Even with a beautiful graph, data can be misleading if not backed by statistical testing. Statistics can help you answer questions like, “Is customer satisfaction really higher in our Austin branch than in Los Angeles?” or “Are colder temperatures correlated with increased jacket sales?” Your analysis and visualization software can likely run these statistical tests for you, and if you’re not sure which tests are most appropriate, consulting a data scientist or statistician may be useful, especially before making any big decisions.
Not all insights from enriched data sets can be visualized in two-dimensional dashboards or reports. Machine learning algorithms can analyze multiple parameters in parallel in order to predict outcomes (purchase or no purchase, expected product rating, etc.) and help you create dynamic, personalized experiences for your customers based on their expected preferences and behaviors. As you collect more data over time, the accuracy of these algorithms will increase and enable an ever-improving customer experience.
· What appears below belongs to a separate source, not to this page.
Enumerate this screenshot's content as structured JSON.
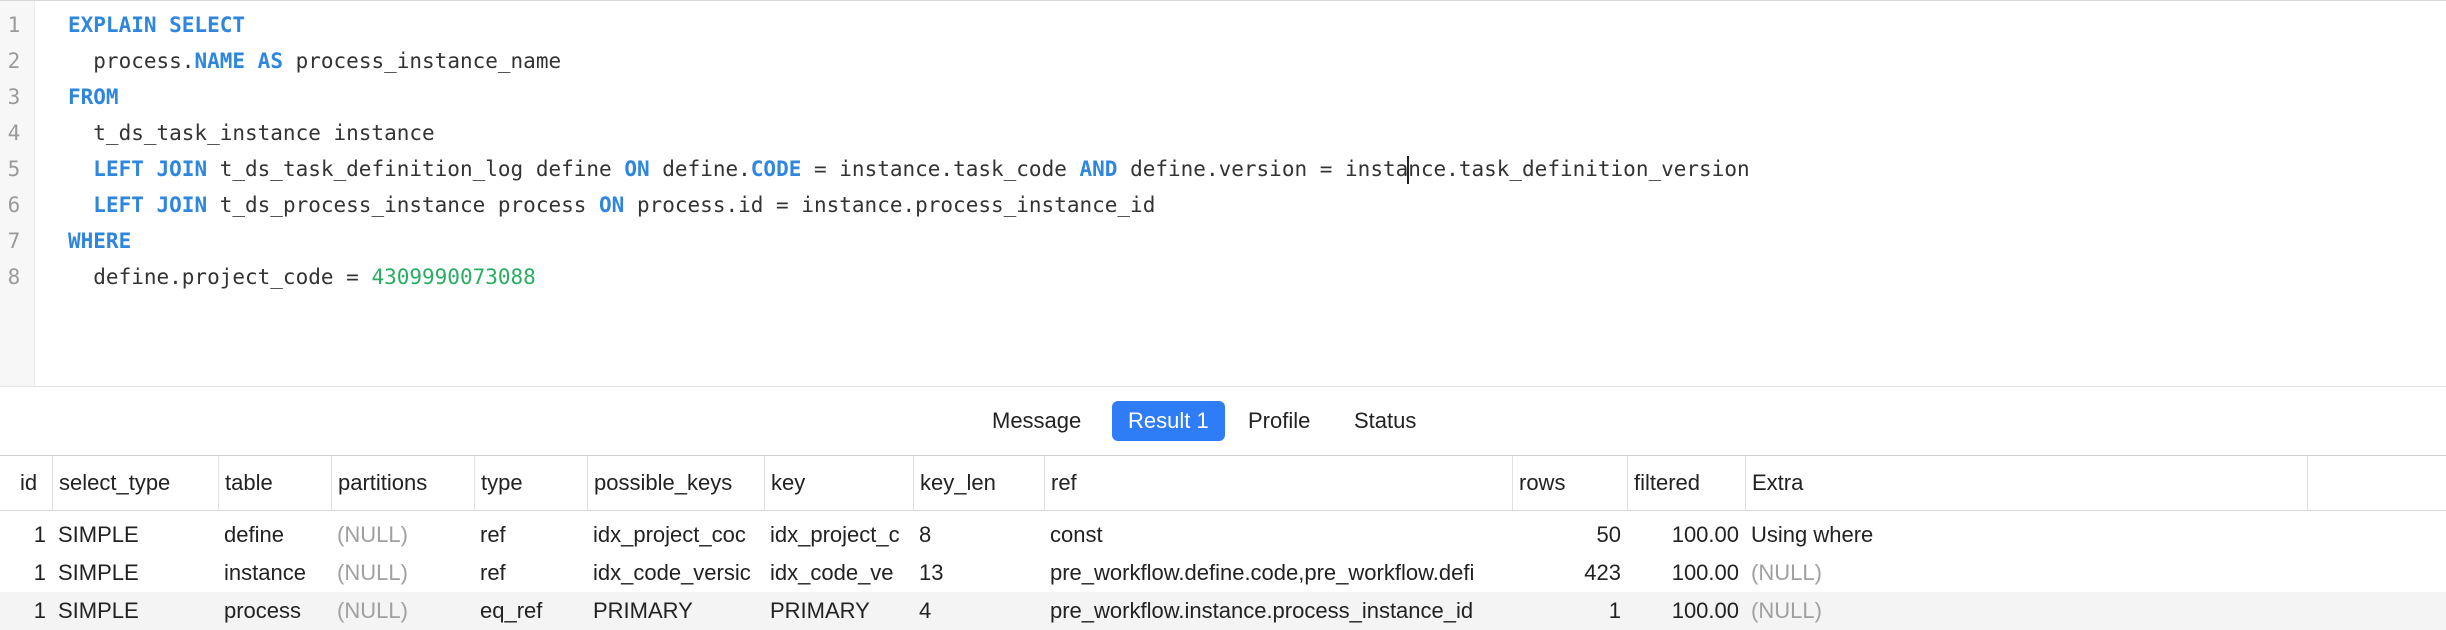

Don't worry about being 100% accurate. In fact, you never can be. Data is inherently noisy, and customers change over time. The trends you observe in one month may not hold in the next. Data collection, enrichment, and analysis is all a cycle, and it’s important to treat this as a learning process that allows you to make small adjustments over time that will help you better understand your customers and grow with them. As you have probably guessed, radical change does not happen overnight, but the results you will see in the long term will help you improve your business exponentially.
It all goes back to knowing your customers and providing products they want and need. The questions you're asking should help you find ways to serve your customer better. Using your data to inform your business decisions will improve customer experience, decrease shipping times, ensure stock availability, and provide products to your customers when they want them. And serving your customer well leads to better business.
If you'd like to enrich your data but don't know where to start, we'd love to talk. While Assemble may not be the right solution for your business, we will help you find the right tools or people to make your data enrichment journey a success.
This article was written in collaboration with Eric Tucker and Rachelle Cummings.